The screenplay does women no favors, either. Focused on the (actually rather tepid) homoeroticism between Damon and Law, it keeps Gwyneth Paltrow’s Marge Sherwood at arm’s length — pretty, boring and naïve until the very end, whereas Highsmith’s Marge is Ripley’s worthy opponent from the start, the keen observer who begins to unravel his lies and fatal attraction to her handsome fiancé. Cate Blanchett’s character is striking though entirely superfluous, nonexistent in the novel and a baffling addition given that the movie sags from a runtime of two hours and 20 minutes, in miserable comparison to Highsmith’s tight plotting.
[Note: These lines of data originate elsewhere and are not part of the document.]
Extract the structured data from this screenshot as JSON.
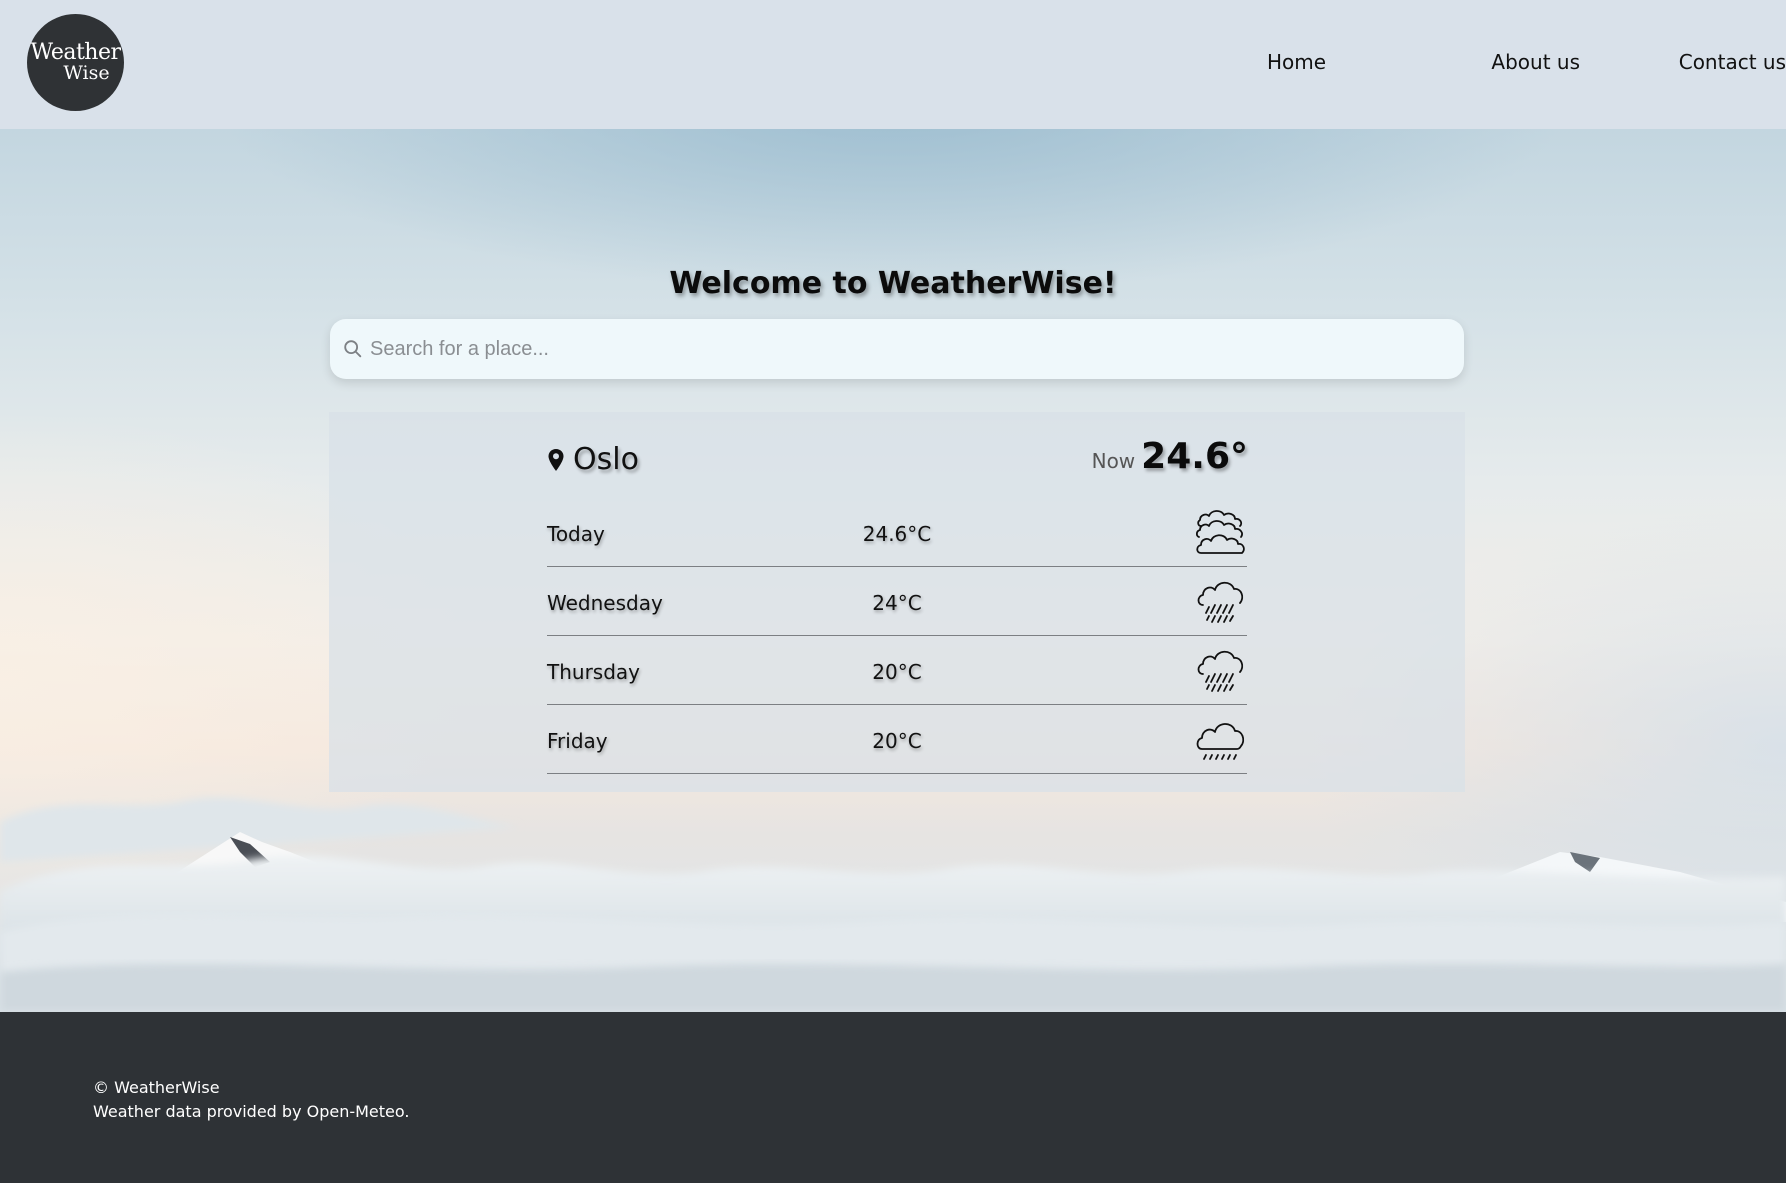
{
  "logo": {
    "line1": "Weather",
    "line2": "Wise"
  },
  "nav": {
    "items": [
      {
        "label": "Home"
      },
      {
        "label": "About us"
      },
      {
        "label": "Contact us"
      }
    ]
  },
  "hero": {
    "title": "Welcome to WeatherWise!"
  },
  "search": {
    "placeholder": "Search for a place...",
    "value": ""
  },
  "forecast": {
    "city": "Oslo",
    "now_label": "Now",
    "now_temp": "24.6°",
    "days": [
      {
        "day": "Today",
        "temp": "24.6°C",
        "icon": "overcast-clouds-icon"
      },
      {
        "day": "Wednesday",
        "temp": "24°C",
        "icon": "heavy-rain-icon"
      },
      {
        "day": "Thursday",
        "temp": "20°C",
        "icon": "heavy-rain-icon"
      },
      {
        "day": "Friday",
        "temp": "20°C",
        "icon": "drizzle-icon"
      }
    ]
  },
  "footer": {
    "copyright": "© WeatherWise",
    "credit": "Weather data provided by Open-Meteo."
  },
  "colors": {
    "header_bg": "#d9e1ea",
    "logo_bg": "#2f3235",
    "search_bg": "#eff8fb",
    "footer_bg": "#2e3236"
  }
}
Another groaner of a change is that Jude Law’s Dickie Greenleaf is an accomplished jazz saxophonist instead of a mediocre, frustrated painter. Worst of all, the piercing psychodrama of the piece is blunted, mostly to keep Ripley sympathetic as long as possible: He appears to know the sensations of guilt and remorse, his murders resembling freak accidents and defensive violence when they’re supposed to be cold-blooded (if sometimes improvisational) choices.
Too many novels are called “unfilmable.” Clearly, it was possible to turn The Talented Mr. Ripley into a movie that thrills and delights in kind — the irreplaceable Philip Seymour Hoffman in particular matches the droll, black-hearted Highsmith mood — but the book gives you what only the book ever could: a dizzying interiority, this headlong rush of thoughts that come to unspeakable ends, the sheer creepiness of studying the person you desire and also wish to become.
None of it readily translates to on-screen action, and that is a mark of Highsmith’s genius on the page: You must enter her world on her terms, not by way of the glossy camp later attached to it. There is something primal and terrifyingly human in Ripley’s drive to master himself and others; it is ultimately facile, if temporarily fun, to portray him as a twink who kills because he cannot break free of the closet. Highsmith doesn’t allow for this reductive identity.
And the act of reading, of course, forces a complicity that the idle moviegoer may avoid — it is you who propels the action, and you can’t leave the room or scroll your phone. What better way to experience this amoralist fable?
If you want to truly lose yourself during lockdown, then trust me: Log out of Netflix and read Highsmith’s magnificently depraved fiction. It may not be what Twitter is abuzz about right now, but it is the stimulation you’re really after. Do not settle for less.